In most cases, a patent will be invalid if the examiner finds that there is no valid patent application.
In the USPTSH case, the examiner’s analysis was based on the evidence of the inventor of the product.
The patent examiner found that there was no valid application.
The examiner’s opinion was the patent examiner’s first assessment of whether there was a patentable invention.
In other words, the patent was invalid if there was not a valid application for the invention.
The validity of a patented invention cannot be determined by a patent examiner alone.
There must be a sufficient number of independent and credible claims that are sufficient to show that the invention is patent-able.
The examiner can also rely on the testimony of experts, including experts in the field of applied science.
This is why the US PTO has established the Patent Invention Evidence Advisory Board, which provides advice on the merits of the examiner review of patents.
The Patent Invention Examiners Committee provides advice to the US Patent Office on issues such as the validity of patents, whether an examiner has authority to grant or reject patents, and how to identify and patent patents that do not exist.
The bar exam is a process that allows the examiner to determine if an invention meets the standard of patentability for which a patent should be granted.
An examiner can evaluate multiple claims and evidence to determine whether an invention satisfies the standard.

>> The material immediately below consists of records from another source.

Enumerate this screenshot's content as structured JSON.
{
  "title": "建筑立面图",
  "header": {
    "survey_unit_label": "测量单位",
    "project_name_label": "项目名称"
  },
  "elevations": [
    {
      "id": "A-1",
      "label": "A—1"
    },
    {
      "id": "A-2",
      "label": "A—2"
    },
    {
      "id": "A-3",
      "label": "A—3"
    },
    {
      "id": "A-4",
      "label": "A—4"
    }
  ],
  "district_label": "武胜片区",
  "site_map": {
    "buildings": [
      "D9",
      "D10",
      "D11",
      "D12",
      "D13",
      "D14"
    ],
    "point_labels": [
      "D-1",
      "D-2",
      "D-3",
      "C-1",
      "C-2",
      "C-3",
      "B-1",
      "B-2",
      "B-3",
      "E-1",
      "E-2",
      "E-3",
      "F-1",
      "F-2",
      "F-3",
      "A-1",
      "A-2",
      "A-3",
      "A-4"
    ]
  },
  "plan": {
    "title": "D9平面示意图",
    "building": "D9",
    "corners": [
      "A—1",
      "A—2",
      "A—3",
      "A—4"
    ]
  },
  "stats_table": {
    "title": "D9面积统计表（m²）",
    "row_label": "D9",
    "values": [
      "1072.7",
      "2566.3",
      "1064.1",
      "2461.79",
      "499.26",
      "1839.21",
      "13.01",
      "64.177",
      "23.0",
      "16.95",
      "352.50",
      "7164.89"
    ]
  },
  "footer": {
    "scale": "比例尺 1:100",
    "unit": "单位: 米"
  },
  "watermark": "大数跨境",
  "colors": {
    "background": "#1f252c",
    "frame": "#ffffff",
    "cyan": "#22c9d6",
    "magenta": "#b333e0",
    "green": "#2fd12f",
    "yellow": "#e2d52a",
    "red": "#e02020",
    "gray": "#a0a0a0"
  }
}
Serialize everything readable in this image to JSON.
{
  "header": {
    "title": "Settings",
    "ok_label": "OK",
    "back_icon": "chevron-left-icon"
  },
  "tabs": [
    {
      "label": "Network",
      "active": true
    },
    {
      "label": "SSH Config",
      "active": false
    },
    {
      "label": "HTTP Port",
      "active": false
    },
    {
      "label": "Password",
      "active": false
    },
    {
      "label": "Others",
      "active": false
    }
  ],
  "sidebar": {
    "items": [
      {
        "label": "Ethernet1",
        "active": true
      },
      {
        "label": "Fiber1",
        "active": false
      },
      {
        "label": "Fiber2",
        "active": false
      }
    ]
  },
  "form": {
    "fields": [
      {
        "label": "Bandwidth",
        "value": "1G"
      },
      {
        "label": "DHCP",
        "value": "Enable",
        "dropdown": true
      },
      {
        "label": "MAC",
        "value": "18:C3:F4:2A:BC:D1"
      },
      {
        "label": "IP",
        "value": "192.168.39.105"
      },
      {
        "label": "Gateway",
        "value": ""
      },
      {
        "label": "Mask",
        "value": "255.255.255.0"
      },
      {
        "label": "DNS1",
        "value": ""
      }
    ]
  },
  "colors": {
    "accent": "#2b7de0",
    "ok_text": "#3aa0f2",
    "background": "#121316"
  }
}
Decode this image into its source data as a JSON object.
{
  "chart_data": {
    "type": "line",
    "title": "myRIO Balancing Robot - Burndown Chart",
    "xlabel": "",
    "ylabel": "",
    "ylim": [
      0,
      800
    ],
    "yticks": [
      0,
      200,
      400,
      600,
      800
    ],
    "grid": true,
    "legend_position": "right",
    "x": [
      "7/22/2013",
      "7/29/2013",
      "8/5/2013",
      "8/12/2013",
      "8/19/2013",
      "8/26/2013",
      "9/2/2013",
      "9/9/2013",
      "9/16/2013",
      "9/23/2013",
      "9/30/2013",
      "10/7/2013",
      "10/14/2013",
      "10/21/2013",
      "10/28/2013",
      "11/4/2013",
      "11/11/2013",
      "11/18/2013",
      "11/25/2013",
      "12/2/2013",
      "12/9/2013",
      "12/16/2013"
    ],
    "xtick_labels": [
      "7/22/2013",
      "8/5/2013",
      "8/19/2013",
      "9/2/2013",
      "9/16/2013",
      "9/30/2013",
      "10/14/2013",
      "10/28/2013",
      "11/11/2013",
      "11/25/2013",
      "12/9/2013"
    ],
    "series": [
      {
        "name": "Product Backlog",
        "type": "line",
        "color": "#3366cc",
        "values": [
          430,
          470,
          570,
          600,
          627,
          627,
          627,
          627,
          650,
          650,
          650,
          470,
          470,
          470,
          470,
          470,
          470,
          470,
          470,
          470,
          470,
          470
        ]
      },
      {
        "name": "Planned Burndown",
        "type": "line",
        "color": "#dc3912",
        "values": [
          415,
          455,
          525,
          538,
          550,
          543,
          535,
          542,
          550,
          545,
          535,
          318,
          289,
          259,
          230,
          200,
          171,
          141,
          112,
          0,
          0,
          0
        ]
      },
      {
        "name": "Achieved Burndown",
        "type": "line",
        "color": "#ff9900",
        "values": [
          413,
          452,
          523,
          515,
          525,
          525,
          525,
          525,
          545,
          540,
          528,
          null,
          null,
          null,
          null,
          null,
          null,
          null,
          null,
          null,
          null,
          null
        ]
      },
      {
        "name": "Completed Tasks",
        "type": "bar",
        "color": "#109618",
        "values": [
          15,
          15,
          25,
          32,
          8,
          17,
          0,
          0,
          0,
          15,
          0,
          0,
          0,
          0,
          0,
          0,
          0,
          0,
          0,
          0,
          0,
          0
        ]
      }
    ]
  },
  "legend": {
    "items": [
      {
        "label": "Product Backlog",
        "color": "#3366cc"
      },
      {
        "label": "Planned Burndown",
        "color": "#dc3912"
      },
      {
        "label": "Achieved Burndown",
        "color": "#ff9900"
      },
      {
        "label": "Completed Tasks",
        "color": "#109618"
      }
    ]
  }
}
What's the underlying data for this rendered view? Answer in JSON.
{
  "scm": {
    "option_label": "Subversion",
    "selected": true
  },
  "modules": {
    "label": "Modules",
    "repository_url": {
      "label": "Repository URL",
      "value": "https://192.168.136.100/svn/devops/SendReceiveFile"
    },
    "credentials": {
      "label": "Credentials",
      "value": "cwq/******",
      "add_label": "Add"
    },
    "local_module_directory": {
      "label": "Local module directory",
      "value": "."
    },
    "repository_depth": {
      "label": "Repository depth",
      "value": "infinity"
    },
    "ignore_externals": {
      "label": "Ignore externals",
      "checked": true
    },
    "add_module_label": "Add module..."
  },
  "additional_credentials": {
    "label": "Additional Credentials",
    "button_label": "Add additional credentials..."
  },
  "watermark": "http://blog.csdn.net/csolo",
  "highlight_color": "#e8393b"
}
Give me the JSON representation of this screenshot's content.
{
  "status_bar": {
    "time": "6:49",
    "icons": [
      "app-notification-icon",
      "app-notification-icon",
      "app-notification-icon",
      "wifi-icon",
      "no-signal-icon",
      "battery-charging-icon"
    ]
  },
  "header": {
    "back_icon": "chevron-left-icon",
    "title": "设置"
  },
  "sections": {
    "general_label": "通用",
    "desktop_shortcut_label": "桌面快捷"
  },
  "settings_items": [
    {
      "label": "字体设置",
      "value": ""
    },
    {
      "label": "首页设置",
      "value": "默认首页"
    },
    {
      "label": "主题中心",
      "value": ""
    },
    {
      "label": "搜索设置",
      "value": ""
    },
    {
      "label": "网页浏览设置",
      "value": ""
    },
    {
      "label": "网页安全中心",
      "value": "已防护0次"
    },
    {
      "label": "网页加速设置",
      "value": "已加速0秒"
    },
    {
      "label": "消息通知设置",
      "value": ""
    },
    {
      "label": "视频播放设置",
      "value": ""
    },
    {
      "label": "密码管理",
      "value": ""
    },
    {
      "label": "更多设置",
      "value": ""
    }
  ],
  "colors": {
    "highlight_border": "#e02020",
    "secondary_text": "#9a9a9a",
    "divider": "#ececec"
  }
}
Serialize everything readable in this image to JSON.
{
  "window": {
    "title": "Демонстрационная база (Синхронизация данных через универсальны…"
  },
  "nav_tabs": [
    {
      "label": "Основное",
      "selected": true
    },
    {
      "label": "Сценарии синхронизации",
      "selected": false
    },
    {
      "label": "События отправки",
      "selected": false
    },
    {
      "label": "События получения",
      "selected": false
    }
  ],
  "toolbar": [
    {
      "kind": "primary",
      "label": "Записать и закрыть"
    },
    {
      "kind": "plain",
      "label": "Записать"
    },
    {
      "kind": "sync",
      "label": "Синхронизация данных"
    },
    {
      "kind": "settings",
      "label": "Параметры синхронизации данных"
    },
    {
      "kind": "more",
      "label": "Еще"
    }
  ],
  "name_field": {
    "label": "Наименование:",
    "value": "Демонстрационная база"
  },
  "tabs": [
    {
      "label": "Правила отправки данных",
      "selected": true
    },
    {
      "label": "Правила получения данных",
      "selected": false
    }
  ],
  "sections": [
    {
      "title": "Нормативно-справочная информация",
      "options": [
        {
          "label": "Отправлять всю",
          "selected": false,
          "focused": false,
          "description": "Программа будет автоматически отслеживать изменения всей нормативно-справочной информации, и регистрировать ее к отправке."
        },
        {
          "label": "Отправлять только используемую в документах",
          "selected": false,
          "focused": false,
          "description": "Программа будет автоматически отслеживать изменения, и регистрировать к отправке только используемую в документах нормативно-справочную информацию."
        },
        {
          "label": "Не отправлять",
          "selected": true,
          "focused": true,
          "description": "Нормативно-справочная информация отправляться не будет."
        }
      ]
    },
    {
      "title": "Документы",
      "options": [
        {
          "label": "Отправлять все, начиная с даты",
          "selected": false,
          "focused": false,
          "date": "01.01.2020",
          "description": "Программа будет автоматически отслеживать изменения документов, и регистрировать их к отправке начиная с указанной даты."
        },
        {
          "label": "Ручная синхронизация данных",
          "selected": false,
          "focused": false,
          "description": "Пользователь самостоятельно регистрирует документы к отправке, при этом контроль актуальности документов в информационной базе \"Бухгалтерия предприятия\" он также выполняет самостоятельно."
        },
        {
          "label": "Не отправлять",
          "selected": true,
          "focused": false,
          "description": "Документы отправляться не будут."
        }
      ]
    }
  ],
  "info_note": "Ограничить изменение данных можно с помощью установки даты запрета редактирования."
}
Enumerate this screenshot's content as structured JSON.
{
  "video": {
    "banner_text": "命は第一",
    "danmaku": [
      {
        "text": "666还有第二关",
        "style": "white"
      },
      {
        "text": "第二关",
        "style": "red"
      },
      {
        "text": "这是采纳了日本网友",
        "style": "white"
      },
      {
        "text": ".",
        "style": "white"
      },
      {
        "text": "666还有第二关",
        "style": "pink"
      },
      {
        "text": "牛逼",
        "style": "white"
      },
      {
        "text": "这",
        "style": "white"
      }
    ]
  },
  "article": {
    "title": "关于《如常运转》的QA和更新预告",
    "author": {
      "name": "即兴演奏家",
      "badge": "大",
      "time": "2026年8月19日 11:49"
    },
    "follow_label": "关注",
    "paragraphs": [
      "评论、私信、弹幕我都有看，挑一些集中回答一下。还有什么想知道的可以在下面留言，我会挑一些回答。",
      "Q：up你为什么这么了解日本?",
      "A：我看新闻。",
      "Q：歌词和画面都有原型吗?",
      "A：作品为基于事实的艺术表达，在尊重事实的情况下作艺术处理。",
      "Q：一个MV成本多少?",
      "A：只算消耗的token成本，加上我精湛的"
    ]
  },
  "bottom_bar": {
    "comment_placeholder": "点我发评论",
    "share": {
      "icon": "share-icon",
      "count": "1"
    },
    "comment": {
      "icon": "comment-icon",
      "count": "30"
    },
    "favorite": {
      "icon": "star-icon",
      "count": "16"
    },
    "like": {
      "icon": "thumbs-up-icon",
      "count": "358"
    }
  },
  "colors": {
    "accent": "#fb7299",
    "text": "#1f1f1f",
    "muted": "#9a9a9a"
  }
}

The bar exam does not determine whether the invention has a particular application in the patent office.
The Patent Office is the patent issuing authority for a patent and does not control the bar exam.
The following are the main ways to determine the validity or invalidity of an invention:The examiner is looking at the patent application and all relevant relevant documents.
An applicant may submit as many as three separate applications, but the examiner must review the first application for a clear indication of the invention, the second for a statement of the claims of the claim, and the third for an explanation of the patent’s terms and conditions.
An application is considered to be submitted when it includes all of the information needed to satisfy the examiner.
In many cases, the applicant does not have the expertise or resources to do the analysis of the full patent application, or even the patent itself.
The applicant is limited to presenting evidence in the form of statements or oral presentations that describe the invention in detail.
The only way to know whether the patent has any merit is to examine the patent in its entirety.
The examination should be done in an orderly manner, to allow the examiner time to conduct his or her analysis.
The examination should not be rushed or rushed-like the examination of a new patent.
An examination of an entire patent application can take several months or more.
An entire patent should not take more than a few weeks.
An exam should include a thorough review of the whole patent application with a thorough examination of all the supporting documentation.
The application should not include anything that could be used to invalidate the patent.
The examining examiner should also examine all of all of those supporting documentation, including patent documents.
Once the examiner reviews all of these items, the examination should end.
The exam should conclude with a decision that the application is patent eligible.
The judge will also determine whether there is sufficient evidence to support the applicant
This article is published in partnership with the Atlantic Council, the Atlantic Institute for Public Policy Research, and The New…